June 29, 2006 at 8:51 a.m.
I think back on my own childhood and the summers I spent at my family’s cabin on Little Sand Lake near Remer, Minn. I remember minute details of those endless summers as if they occurred only yesterday.
I recall countless days when my brother and I would wake up early to the clanging of the wind-up alarm clock. With the sun just beginning to peek through the trees, we’d slip out of our bunk beds and out the back door, walking through the cool dewy grass to the dock and the old aluminum fishing boat. That early in the day, the cabins down the shore were still quiet and we wouldn’t hear voices or the banging of wooden screen doors, so we’d take care to silently load the boat with our rods and tackle boxes. I chuckle now as I think back because we’d eventually pull the starter cord on that old, noisy 5-horse outboard and no doubt wake everybody on the lake.
I also remember walking the road from our cabin to the gravel pit and beyond to the culvert on the southwest side of the lake and the Soo Line railroad tracks that passed close by. The air was always still on those really hot days and the black tar on Highway 4 would squish under our toes. Croaking frogs living among the cattails and the clicking of grasshopper wings as they took flight were familiar sounds. We’d walk along the tracks and sometimes see who could balance on a rail the farthest, or who could jump from one rail to the other without stepping on the ties. The shiny steel tops of the rails reflected the sun’s rays and in the distance shimmered and undulated in the wavy hot air. Always, our walks along the Soo Line tracks included our trusty BB guns and we’d shoot at brown hoppers clinging to the tall grass or red and white plastic bobbers hanging from telephone wires along the lake.

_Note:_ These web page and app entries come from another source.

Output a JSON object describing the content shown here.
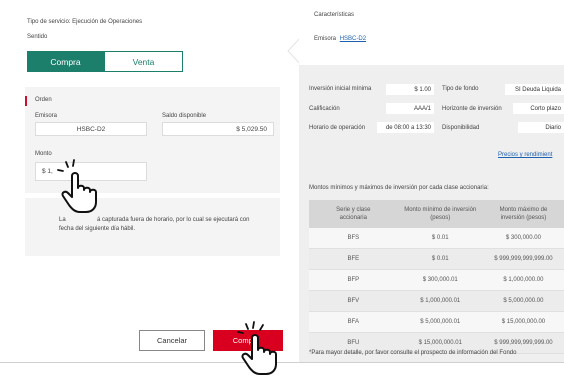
{
  "order_form": {
    "service_type": "Tipo de servicio: Ejecución de Operaciones",
    "direction_label": "Sentido",
    "tabs": [
      {
        "label": "Compra"
      },
      {
        "label": "Venta"
      }
    ],
    "section_title": "Orden",
    "issuer_label": "Emisora",
    "issuer_value": "HSBC-D2",
    "balance_label": "Saldo disponible",
    "balance_value": "$ 5,029.50",
    "amount_label": "Monto",
    "amount_value": "$ 1,",
    "notice_left": "La",
    "notice_text": "á capturada fuera de horario, por lo cual se ejecutará con",
    "notice_line2": "fecha del siguiente día hábil.",
    "cancel_label": "Cancelar",
    "buy_label": "Compr"
  },
  "fund_info": {
    "characteristics_label": "Características",
    "issuer_label": "Emisora",
    "issuer_link": "HSBC-D2",
    "min_investment_label": "Inversión inicial mínima",
    "min_investment_value": "$ 1.00",
    "fund_type_label": "Tipo de fondo",
    "fund_type_value": "SI Deuda Liquida",
    "rating_label": "Calificación",
    "rating_value": "AAA/1",
    "horizon_label": "Horizonte de inversión",
    "horizon_value": "Corto plazo",
    "hours_label": "Horario de operación",
    "hours_value": "de 08:00 a 13:30",
    "availability_label": "Disponibilidad",
    "availability_value": "Diario",
    "prices_link": "Precios y rendimient",
    "table_caption": "Montos mínimos y máximos de inversión por cada clase accionaria:",
    "table_headers": [
      "Serie y clase accionaria",
      "Monto mínimo de inversión (pesos)",
      "Monto máximo de inversión (pesos)"
    ],
    "table_rows": [
      [
        "BFS",
        "$ 0.01",
        "$ 300,000.00"
      ],
      [
        "BFE",
        "$ 0.01",
        "$ 999,999,999,999.00"
      ],
      [
        "BFP",
        "$ 300,000.01",
        "$ 1,000,000.00"
      ],
      [
        "BFV",
        "$ 1,000,000.01",
        "$ 5,000,000.00"
      ],
      [
        "BFA",
        "$ 5,000,000.01",
        "$ 15,000,000.00"
      ],
      [
        "BFU",
        "$ 15,000,000.01",
        "$ 999,999,999,999.00"
      ]
    ],
    "footnote": "*Para mayor detalle, por favor consulte el prospecto de información del Fondo"
  },
  "colors": {
    "accent_green": "#1c7f6c",
    "buy_red": "#d8001e",
    "order_marker": "#c8102e"
  }
}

I recall standing with my brother on the deck of our cabin, wearing nothing but shorts and our arms held straight out to our sides. We’d slowly spin around as mom sprayed us from head to toe with mosquito repellent. She’d start at our feet and legs and work her way up, ending the morning ritual when we’d suck in our lips and cover our eyes with our fingers as mom would spray our faces. To this day, the smell of one particular bug spray in an orange can brings me back to those moments in an instant.

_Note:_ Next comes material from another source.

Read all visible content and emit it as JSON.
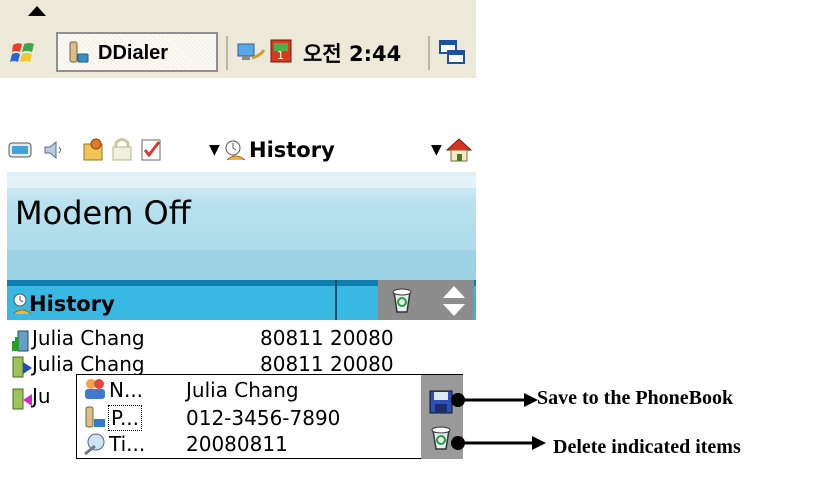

Growing up, I don’t remember elaborately planned trips to exotic, faraway places. We didn’t take such trips. What I do remember are simple boyhood pleasures and details that might have otherwise been easily forgotten. I was bestowed upon the great fortune of living out the summer months at our cabin with few plans for each new day, except for the plans my brother and I made as we went along. Only the length of a day and our imaginations governed the amount of fun we had and the adventures we experienced.
Our boys are a few years away yet, but I look forward to the days when Su and I hear an old alarm clock ringing in the bunk house in the early morning hours at the cottage. We’ll lie there and smile as Anders and Augie try their best to close creaking doors quietly and whisper to one another as they gather their gear and head down the path to the dock and the old aluminum fishing boat.
Those are the quiet, simple summer vacation experiences all kids deserve to share and remember.
Dan Brown’s weekly outdoor column is brought to you by Frankie’s Bait and Marine, in Chisago City, and St. Croix Outdoors, in St. Croix Falls, Wis.